■ What you will do ■
Starting from the first line below, count every line holding the word "this", then state the total alone.

========================

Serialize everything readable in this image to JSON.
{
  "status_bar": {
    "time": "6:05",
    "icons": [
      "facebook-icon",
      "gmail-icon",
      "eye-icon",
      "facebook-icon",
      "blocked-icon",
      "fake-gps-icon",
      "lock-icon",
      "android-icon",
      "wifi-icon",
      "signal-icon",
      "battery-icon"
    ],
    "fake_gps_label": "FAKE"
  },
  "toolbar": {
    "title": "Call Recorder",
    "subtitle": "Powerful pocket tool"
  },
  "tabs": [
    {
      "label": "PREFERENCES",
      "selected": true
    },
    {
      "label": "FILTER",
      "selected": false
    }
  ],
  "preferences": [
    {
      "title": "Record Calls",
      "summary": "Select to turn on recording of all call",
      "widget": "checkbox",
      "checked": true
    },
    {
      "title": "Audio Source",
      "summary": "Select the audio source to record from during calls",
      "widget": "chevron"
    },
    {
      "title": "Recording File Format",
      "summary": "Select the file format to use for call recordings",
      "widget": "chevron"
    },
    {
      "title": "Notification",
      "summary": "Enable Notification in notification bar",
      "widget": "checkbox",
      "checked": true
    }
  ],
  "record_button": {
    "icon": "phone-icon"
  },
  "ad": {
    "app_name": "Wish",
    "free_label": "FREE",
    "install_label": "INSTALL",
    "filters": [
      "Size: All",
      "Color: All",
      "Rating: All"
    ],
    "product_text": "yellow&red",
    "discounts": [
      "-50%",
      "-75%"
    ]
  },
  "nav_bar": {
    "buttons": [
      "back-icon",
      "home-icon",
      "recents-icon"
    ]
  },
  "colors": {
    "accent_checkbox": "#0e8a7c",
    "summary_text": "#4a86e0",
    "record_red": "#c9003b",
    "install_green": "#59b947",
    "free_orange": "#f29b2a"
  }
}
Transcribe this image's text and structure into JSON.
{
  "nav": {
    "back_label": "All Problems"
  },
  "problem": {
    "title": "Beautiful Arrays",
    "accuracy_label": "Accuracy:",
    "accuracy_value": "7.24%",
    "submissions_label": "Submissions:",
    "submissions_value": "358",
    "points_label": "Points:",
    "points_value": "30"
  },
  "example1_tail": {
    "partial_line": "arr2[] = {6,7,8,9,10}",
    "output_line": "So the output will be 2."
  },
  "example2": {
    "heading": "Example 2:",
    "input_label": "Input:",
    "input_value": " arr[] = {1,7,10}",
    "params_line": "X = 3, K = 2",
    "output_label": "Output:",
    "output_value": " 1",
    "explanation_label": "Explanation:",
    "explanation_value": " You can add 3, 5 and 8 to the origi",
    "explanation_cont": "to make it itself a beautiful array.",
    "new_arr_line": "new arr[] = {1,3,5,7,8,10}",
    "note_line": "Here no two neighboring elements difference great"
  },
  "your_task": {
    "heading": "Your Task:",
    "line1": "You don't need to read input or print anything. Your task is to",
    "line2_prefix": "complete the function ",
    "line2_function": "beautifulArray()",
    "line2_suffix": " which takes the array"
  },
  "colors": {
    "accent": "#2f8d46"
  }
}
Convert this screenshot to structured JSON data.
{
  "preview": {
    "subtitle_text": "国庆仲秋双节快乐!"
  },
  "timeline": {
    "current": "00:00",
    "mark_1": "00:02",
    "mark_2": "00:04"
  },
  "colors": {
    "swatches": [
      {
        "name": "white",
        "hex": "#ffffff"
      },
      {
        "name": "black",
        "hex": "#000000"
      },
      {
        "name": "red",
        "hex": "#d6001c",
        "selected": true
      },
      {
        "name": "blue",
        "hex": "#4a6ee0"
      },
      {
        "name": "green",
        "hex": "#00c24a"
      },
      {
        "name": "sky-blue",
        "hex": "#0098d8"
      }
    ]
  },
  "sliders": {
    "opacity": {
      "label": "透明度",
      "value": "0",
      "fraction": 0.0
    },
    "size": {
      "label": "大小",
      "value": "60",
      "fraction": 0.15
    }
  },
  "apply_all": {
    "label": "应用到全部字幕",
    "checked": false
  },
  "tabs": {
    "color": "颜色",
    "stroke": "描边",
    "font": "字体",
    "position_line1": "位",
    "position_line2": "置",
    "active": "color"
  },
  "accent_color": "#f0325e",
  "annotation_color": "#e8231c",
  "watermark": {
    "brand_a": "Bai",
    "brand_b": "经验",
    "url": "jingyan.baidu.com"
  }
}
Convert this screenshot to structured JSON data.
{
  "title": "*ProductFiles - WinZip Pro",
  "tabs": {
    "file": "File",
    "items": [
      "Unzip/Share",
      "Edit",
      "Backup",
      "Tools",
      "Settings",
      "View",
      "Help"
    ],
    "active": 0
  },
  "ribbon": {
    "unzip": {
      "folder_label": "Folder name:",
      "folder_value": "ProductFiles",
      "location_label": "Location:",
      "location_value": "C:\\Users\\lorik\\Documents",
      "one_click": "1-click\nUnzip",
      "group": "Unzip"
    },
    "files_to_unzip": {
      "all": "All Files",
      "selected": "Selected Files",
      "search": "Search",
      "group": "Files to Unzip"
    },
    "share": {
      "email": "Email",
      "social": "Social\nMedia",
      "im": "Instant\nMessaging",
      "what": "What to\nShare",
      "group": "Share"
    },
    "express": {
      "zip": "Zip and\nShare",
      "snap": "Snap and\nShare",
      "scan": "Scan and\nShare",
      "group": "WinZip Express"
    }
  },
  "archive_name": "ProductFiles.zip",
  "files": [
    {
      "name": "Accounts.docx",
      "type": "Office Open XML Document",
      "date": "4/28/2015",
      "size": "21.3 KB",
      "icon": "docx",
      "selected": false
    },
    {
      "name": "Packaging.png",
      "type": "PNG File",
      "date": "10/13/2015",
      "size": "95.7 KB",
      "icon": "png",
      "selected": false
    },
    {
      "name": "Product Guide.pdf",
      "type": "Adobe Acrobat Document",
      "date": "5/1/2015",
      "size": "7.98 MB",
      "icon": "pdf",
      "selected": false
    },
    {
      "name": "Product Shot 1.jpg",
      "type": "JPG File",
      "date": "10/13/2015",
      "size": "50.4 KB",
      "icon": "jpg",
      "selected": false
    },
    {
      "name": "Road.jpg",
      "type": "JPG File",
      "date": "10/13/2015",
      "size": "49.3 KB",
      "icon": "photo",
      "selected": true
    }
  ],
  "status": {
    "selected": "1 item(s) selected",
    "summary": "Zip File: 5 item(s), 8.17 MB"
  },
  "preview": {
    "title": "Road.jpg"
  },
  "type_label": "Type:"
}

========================

■ Finished exercise ■
4